Copy out each line of the listing below that contains the word "拓展信息".

========================

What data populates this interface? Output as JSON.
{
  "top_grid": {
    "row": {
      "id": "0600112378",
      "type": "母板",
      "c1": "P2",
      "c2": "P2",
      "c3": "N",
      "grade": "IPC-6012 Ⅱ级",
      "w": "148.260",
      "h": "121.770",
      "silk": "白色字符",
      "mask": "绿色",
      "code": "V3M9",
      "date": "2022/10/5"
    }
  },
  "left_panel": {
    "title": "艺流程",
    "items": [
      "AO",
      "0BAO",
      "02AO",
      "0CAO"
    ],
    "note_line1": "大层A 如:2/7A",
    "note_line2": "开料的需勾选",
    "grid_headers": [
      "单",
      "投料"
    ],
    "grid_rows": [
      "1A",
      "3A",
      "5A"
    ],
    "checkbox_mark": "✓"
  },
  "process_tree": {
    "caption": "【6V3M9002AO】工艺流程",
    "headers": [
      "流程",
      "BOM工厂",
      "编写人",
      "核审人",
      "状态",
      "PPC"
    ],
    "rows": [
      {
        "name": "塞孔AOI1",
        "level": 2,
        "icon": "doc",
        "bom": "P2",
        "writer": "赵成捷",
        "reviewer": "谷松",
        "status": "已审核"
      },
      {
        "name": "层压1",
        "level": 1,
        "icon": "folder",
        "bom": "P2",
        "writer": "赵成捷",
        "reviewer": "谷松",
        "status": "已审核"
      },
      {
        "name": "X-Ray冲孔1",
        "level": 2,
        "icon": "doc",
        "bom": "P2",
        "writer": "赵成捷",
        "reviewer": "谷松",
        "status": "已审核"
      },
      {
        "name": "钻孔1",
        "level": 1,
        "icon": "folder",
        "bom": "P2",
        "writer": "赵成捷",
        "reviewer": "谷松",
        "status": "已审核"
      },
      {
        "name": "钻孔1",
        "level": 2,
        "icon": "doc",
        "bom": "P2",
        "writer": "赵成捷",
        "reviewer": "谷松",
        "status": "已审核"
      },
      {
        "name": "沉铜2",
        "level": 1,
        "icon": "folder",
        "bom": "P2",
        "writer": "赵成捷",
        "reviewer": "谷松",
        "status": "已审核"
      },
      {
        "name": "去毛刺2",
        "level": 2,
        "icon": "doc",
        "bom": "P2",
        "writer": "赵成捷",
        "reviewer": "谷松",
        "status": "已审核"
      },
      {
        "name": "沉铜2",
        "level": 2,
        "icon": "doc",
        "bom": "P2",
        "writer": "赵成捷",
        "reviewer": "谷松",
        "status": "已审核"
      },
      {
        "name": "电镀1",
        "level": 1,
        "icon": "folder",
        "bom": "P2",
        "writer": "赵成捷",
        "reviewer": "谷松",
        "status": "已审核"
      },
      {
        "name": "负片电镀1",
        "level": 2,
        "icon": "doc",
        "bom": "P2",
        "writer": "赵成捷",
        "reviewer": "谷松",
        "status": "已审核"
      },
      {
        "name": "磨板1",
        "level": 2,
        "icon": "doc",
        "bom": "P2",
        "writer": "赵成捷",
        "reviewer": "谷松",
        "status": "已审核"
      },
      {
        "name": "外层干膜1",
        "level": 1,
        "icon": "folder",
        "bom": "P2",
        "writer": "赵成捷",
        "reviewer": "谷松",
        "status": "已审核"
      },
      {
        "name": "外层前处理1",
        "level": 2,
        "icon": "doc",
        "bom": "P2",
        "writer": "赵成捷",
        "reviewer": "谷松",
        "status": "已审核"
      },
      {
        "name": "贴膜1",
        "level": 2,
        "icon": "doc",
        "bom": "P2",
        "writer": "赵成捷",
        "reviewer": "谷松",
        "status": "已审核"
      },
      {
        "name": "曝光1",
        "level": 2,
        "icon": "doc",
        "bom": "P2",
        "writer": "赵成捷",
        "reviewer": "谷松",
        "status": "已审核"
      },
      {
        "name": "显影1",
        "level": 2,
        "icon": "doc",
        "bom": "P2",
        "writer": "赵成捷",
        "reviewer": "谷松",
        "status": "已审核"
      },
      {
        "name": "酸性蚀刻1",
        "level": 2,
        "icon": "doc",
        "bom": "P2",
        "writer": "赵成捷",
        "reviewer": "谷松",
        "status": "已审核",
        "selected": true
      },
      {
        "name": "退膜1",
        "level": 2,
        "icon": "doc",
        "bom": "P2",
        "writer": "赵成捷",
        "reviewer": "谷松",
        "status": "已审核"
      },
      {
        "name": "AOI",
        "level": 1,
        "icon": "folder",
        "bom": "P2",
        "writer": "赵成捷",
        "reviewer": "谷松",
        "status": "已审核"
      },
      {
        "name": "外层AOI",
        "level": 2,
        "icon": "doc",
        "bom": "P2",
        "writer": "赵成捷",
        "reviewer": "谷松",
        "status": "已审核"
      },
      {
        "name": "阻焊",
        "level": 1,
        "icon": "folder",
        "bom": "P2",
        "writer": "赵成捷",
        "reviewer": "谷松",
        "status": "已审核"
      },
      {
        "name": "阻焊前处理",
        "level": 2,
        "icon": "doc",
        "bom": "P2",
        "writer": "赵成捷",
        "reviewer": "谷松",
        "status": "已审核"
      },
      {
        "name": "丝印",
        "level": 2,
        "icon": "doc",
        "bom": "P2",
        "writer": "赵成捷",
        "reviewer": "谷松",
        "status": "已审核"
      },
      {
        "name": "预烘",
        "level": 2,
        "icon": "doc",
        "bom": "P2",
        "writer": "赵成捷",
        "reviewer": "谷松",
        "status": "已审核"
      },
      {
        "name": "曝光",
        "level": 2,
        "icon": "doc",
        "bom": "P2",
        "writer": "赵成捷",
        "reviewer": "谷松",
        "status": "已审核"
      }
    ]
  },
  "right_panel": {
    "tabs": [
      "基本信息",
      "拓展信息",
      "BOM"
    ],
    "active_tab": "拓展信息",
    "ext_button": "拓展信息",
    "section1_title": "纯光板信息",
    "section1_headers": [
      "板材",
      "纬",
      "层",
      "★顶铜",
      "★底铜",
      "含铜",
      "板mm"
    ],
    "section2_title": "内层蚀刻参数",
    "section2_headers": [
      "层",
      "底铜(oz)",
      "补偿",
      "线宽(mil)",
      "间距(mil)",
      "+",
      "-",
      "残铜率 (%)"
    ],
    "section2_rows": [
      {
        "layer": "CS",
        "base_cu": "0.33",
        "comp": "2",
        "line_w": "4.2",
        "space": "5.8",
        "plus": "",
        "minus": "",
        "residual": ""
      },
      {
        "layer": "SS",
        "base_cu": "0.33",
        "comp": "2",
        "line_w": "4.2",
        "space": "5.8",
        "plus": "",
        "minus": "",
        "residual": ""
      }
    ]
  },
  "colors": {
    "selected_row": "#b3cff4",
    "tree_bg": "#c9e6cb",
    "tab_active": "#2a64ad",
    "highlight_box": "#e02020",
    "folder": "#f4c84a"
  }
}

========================

### Response
      "拓展信息",
    "active_tab": "拓展信息",
    "ext_button": "拓展信息",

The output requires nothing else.